** DATA SUPPLIED follows **

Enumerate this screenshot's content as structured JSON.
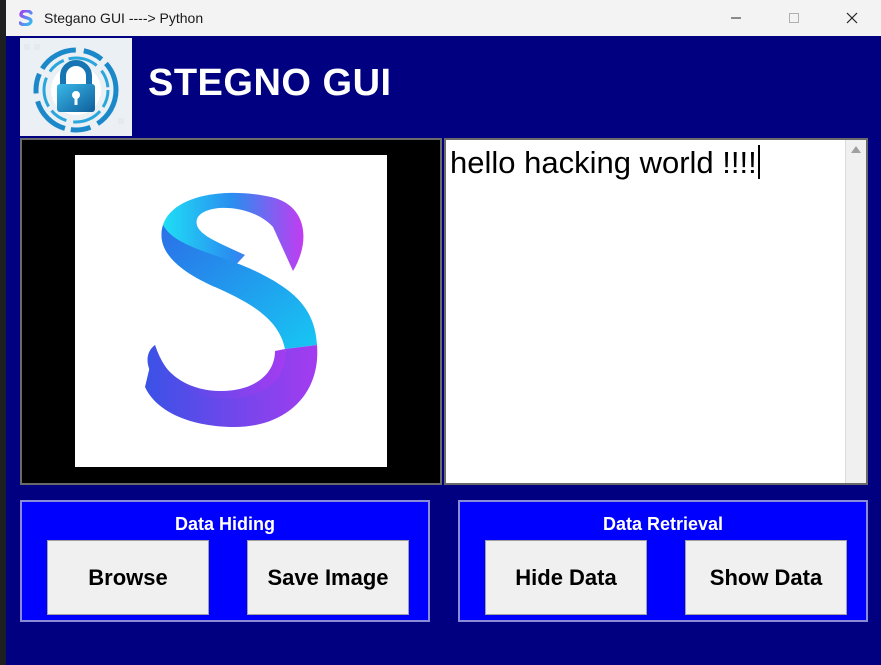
{
  "window": {
    "title": "Stegano GUI ----> Python"
  },
  "header": {
    "heading": "STEGNO GUI"
  },
  "message": {
    "text": "hello hacking world !!!!"
  },
  "data_hiding": {
    "title": "Data Hiding",
    "browse_label": "Browse",
    "save_label": "Save Image"
  },
  "data_retrieval": {
    "title": "Data Retrieval",
    "hide_label": "Hide Data",
    "show_label": "Show Data"
  },
  "colors": {
    "window_bg": "#000080",
    "group_bg": "#0000ff",
    "heading": "#ffffff"
  },
  "icons": {
    "app": "s-logo-icon",
    "header_logo": "padlock-icon",
    "loaded_image": "s-logo-image"
  }
}
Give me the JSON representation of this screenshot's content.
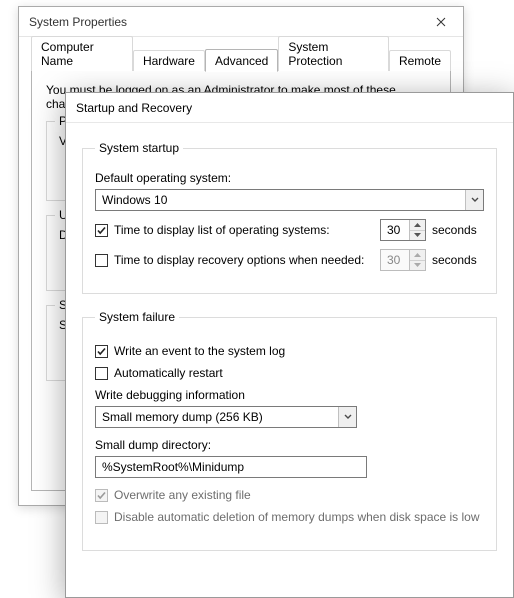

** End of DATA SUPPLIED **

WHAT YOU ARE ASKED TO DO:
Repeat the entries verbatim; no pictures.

WRITTEN REPLY:
Enumerate this screenshot's content as structured JSON.
{
  "window": {
    "title": "Stegano GUI ----> Python"
  },
  "header": {
    "heading": "STEGNO GUI"
  },
  "message": {
    "text": "hello hacking world !!!!"
  },
  "data_hiding": {
    "title": "Data Hiding",
    "browse_label": "Browse",
    "save_label": "Save Image"
  },
  "data_retrieval": {
    "title": "Data Retrieval",
    "hide_label": "Hide Data",
    "show_label": "Show Data"
  },
  "colors": {
    "window_bg": "#000080",
    "group_bg": "#0000ff",
    "heading": "#ffffff"
  },
  "icons": {
    "app": "s-logo-icon",
    "header_logo": "padlock-icon",
    "loaded_image": "s-logo-image"
  }
}
Give me the JSON representation of this screenshot's content.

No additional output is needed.